- [Material provided]
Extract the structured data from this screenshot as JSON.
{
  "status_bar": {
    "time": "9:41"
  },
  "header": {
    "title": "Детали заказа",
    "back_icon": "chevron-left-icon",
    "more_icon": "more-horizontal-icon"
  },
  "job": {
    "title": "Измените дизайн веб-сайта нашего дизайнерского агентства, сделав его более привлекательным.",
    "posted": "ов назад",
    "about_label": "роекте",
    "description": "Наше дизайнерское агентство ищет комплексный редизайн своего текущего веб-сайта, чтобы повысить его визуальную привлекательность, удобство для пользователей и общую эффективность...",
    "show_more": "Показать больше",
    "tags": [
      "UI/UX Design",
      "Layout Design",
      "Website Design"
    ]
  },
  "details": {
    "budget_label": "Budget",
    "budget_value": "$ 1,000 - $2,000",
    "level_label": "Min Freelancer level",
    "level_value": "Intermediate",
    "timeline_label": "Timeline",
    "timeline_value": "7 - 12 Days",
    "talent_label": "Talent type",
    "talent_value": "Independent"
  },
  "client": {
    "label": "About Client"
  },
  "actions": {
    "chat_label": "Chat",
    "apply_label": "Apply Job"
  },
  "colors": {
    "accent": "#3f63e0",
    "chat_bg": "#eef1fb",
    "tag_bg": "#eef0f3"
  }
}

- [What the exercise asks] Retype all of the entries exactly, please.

- [Response box]
Extract the structured data from this screenshot as JSON.
{
  "status_bar": {
    "time": "9:41"
  },
  "header": {
    "title": "Детали заказа",
    "back_icon": "chevron-left-icon",
    "more_icon": "more-horizontal-icon"
  },
  "job": {
    "title": "Измените дизайн веб-сайта нашего дизайнерского агентства, сделав его более привлекательным.",
    "posted": "ов назад",
    "about_label": "роекте",
    "description": "Наше дизайнерское агентство ищет комплексный редизайн своего текущего веб-сайта, чтобы повысить его визуальную привлекательность, удобство для пользователей и общую эффективность...",
    "show_more": "Показать больше",
    "tags": [
      "UI/UX Design",
      "Layout Design",
      "Website Design"
    ]
  },
  "details": {
    "budget_label": "Budget",
    "budget_value": "$ 1,000 - $2,000",
    "level_label": "Min Freelancer level",
    "level_value": "Intermediate",
    "timeline_label": "Timeline",
    "timeline_value": "7 - 12 Days",
    "talent_label": "Talent type",
    "talent_value": "Independent"
  },
  "client": {
    "label": "About Client"
  },
  "actions": {
    "chat_label": "Chat",
    "apply_label": "Apply Job"
  },
  "colors": {
    "accent": "#3f63e0",
    "chat_bg": "#eef1fb",
    "tag_bg": "#eef0f3"
  }
}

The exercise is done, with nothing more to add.